Looking at your cholesterol levels and other health traits (like your weight and your eating/drinking habits) helps measure your risk for heart problems. Heart problems may include heart attack, stroke, or heart disease. When looking at your blood work you may see confusing acronyms like LDL and HDL. LDL is the ‘bad’ cholesterol that stays behind and increases your risk of heart problems. HDL is the ‘good’ cholesterol that cleans up the cholesterol left behind.
Triglycerides are a type of fat in your blood. Your body fat is mainly triglycerides. When your triglyceride levels are high, you are at a higher risk for heart disease. When LDL, HDL and triglycerides are measured its usually called a lipid panel and we’ll often order one when evaluating if TRT is right for you.
Interestingly, this study found that TRT raises HDL (good cholesterol) and lowers LDL and triglycerides (bad cholesterol).
Glucose is another word for sugar. Your blood glucose is a measure of the amount of sugar in your blood which comes from the food you eat. Your body breaks down food and uses the sugar as it’s main source of energy. Insulin is a hormone in your body that controls your blood sugar levels. If everything is working, your body will make enough insulin and respond to it. If something is wrong, your blood sugar may be high.
Blood sugar can be measured in different ways. HbA1C shows your average blood sugar over the past three months. A random blood glucose measurement shows what your blood sugar was when your sample was taken.
If your blood sugar is high consistently, you may have diabetes. Symptoms of diabetes include tiredness, hungriness, and erectile dysfunction. Definitely overlapping some of the low T symptoms.
Diabetes is related to low T. Males with diabetes are twice as likely to have low T. If you have diabetes it is important to find out and treat it.
Vitamin D Deficiency
Vitamin D is a nutrient that you can get from food (egg yolks, salmon), supplements and the sun and is a hormone that your body makes. Vitamin D is important for your bones: if you have low levels of vitamin D, you may feel tired, depressed or have muscle weakness. Sound familiar?

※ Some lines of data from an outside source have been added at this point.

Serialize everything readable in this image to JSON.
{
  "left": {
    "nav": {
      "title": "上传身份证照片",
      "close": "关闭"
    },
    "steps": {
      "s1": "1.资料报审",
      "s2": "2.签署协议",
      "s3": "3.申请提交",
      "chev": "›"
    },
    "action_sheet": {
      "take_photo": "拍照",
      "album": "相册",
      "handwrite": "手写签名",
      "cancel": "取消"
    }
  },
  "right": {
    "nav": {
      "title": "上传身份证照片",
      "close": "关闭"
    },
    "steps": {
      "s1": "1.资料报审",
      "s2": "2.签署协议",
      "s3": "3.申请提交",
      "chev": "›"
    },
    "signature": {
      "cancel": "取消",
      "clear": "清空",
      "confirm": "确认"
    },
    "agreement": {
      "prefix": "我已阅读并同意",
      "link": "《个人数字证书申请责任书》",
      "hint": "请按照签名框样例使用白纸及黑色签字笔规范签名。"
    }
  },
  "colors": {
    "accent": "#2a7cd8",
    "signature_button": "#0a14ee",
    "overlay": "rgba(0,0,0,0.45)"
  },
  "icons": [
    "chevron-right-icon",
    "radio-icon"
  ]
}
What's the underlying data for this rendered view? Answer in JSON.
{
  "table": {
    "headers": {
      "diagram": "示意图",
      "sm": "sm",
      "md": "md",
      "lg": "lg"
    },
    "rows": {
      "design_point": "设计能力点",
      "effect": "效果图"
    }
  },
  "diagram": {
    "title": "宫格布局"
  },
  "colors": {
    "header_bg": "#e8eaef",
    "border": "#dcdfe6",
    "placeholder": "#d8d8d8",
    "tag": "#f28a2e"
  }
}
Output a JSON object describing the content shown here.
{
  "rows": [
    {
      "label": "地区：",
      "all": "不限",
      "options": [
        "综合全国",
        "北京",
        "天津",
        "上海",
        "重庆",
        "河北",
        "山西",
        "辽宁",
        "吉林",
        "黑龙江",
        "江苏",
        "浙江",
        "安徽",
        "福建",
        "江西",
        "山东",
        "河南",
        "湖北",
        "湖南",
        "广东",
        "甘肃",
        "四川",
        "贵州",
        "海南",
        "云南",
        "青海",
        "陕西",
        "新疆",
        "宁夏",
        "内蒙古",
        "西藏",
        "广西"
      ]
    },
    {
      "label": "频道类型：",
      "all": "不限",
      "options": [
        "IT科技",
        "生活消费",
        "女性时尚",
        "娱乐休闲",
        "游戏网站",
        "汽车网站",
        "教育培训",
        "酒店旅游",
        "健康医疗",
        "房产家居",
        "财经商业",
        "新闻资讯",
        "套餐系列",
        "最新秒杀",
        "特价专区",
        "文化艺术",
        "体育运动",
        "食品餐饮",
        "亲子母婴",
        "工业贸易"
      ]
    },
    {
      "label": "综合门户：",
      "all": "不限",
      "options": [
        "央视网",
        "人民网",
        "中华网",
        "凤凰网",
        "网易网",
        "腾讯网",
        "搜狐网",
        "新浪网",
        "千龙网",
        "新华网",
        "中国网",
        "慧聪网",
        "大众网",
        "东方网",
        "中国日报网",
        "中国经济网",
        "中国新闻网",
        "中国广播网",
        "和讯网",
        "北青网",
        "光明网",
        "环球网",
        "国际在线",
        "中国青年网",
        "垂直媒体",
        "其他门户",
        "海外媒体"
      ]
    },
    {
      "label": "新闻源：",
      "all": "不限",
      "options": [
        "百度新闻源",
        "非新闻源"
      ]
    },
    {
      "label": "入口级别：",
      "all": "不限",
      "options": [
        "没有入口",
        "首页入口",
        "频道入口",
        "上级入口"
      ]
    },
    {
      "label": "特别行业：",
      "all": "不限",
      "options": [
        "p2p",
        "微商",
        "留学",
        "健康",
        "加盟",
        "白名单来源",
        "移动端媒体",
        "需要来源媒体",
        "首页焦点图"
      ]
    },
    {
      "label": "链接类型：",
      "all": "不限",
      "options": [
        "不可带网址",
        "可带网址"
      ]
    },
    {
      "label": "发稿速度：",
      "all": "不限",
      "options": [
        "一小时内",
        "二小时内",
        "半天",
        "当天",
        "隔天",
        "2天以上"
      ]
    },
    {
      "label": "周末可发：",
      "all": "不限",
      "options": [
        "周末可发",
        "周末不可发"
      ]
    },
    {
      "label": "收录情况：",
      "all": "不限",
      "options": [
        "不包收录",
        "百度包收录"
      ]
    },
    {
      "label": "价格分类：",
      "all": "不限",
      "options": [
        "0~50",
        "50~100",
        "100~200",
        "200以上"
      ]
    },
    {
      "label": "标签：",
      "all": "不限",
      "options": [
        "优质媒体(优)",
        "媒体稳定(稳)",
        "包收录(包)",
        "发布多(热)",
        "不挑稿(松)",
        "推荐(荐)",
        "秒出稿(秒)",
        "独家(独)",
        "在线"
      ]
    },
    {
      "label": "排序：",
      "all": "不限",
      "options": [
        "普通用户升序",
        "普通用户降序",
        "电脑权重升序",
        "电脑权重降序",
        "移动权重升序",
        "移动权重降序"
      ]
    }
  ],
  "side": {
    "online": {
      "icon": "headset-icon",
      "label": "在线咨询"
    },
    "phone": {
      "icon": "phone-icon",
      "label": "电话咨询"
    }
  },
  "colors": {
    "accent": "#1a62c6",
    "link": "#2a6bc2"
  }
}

Vitamin D is nicknamed the sunshine vitamin. This is because sunlight acts on your skin to make vitamin D. And Canadians get less sunlight than most: one third of Canadians have low vitamin D levels. You are at a higher risk for vitamin D deficiency if you spend less time outside, are older, or are male.
The best way to tell if you need to take vitamin D supplements is a blood test.
Vitamin B12 and Iron Deficiency
Vitamin B12 and iron deficiency have similar symptoms to low T. They can also exist with low T. You’ll measure both of these before starting TRT and we’ll help you treat them if needed.
To find out more about different types of blood tests check out this website by myHealth Alberta:
If you’re nervous about a blood test check out this page on what happens during a blood test and tips for staying calm:
Low T, or low testosterone, can significantly impact your health. Read more about the symptoms of low T and how to treat them.